TASK TO COMPLETE> For each record below, retype the text exactly and omit any image.

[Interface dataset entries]
○ ○ ○ ○ ○ ○ ○

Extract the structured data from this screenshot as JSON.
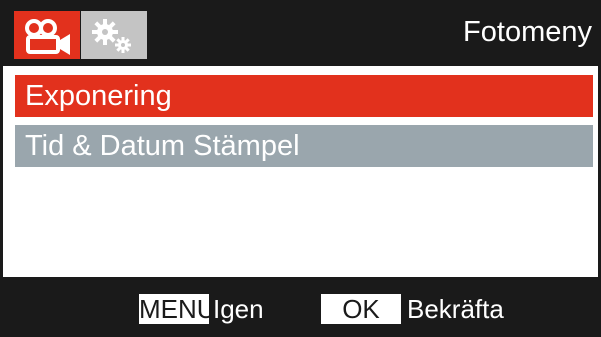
{
  "header": {
    "title": "Fotomeny",
    "tabs": [
      {
        "icon": "video-camera-icon",
        "active": true
      },
      {
        "icon": "gears-icon",
        "active": false
      }
    ]
  },
  "menu": {
    "items": [
      {
        "label": "Exponering",
        "selected": true
      },
      {
        "label": "Tid & Datum Stämpel",
        "selected": false
      }
    ]
  },
  "footer": {
    "menu_key": "MENU",
    "menu_hint": "Igen",
    "ok_key": "OK",
    "ok_hint": "Bekräfta"
  },
  "colors": {
    "background": "#1a1a1a",
    "accent": "#e2311d",
    "item_inactive": "#9aa6ad",
    "tab_inactive": "#c4c4c4"
  }
}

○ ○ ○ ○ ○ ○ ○

TASK SOLUTION>
Extract the structured data from this screenshot as JSON.
{
  "header": {
    "title": "Fotomeny",
    "tabs": [
      {
        "icon": "video-camera-icon",
        "active": true
      },
      {
        "icon": "gears-icon",
        "active": false
      }
    ]
  },
  "menu": {
    "items": [
      {
        "label": "Exponering",
        "selected": true
      },
      {
        "label": "Tid & Datum Stämpel",
        "selected": false
      }
    ]
  },
  "footer": {
    "menu_key": "MENU",
    "menu_hint": "Igen",
    "ok_key": "OK",
    "ok_hint": "Bekräfta"
  },
  "colors": {
    "background": "#1a1a1a",
    "accent": "#e2311d",
    "item_inactive": "#9aa6ad",
    "tab_inactive": "#c4c4c4"
  }
}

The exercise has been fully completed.